===== Supplied records =====
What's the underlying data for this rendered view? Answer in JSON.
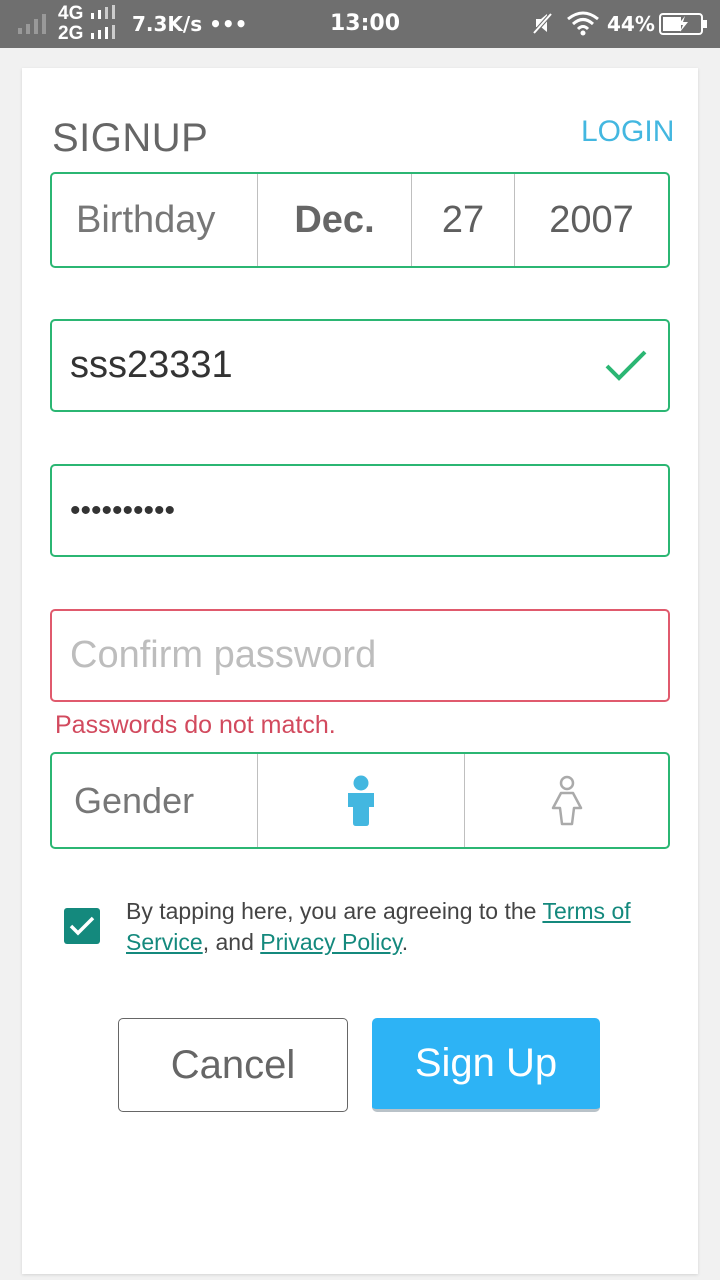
{
  "status_bar": {
    "network_top": "4G",
    "network_bottom": "2G",
    "speed": "7.3K/s",
    "dots": "•••",
    "time": "13:00",
    "battery": "44%"
  },
  "header": {
    "title": "SIGNUP",
    "login_link": "LOGIN"
  },
  "birthday": {
    "label": "Birthday",
    "month": "Dec.",
    "day": "27",
    "year": "2007"
  },
  "username": {
    "value": "sss23331",
    "valid_icon": "check-icon"
  },
  "password": {
    "value": "••••••••••"
  },
  "confirm_password": {
    "placeholder": "Confirm password",
    "error": "Passwords do not match."
  },
  "gender": {
    "label": "Gender",
    "options": [
      {
        "icon": "male-person-icon",
        "selected": true
      },
      {
        "icon": "female-person-icon",
        "selected": false
      }
    ]
  },
  "terms": {
    "checked": true,
    "prefix": "By tapping here, you are agreeing to the ",
    "tos_link": "Terms of Service",
    "middle": ", and ",
    "privacy_link": "Privacy Policy",
    "suffix": "."
  },
  "buttons": {
    "cancel": "Cancel",
    "signup": "Sign Up"
  },
  "colors": {
    "accent_green": "#2bb673",
    "error_red": "#e05a6d",
    "link_blue": "#43b7e0",
    "primary_blue": "#2db3f5",
    "teal": "#14897d"
  }
}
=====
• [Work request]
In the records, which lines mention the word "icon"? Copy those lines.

• [Finished exercise]
    "valid_icon": "check-icon"
        "icon": "male-person-icon",
        "icon": "female-person-icon",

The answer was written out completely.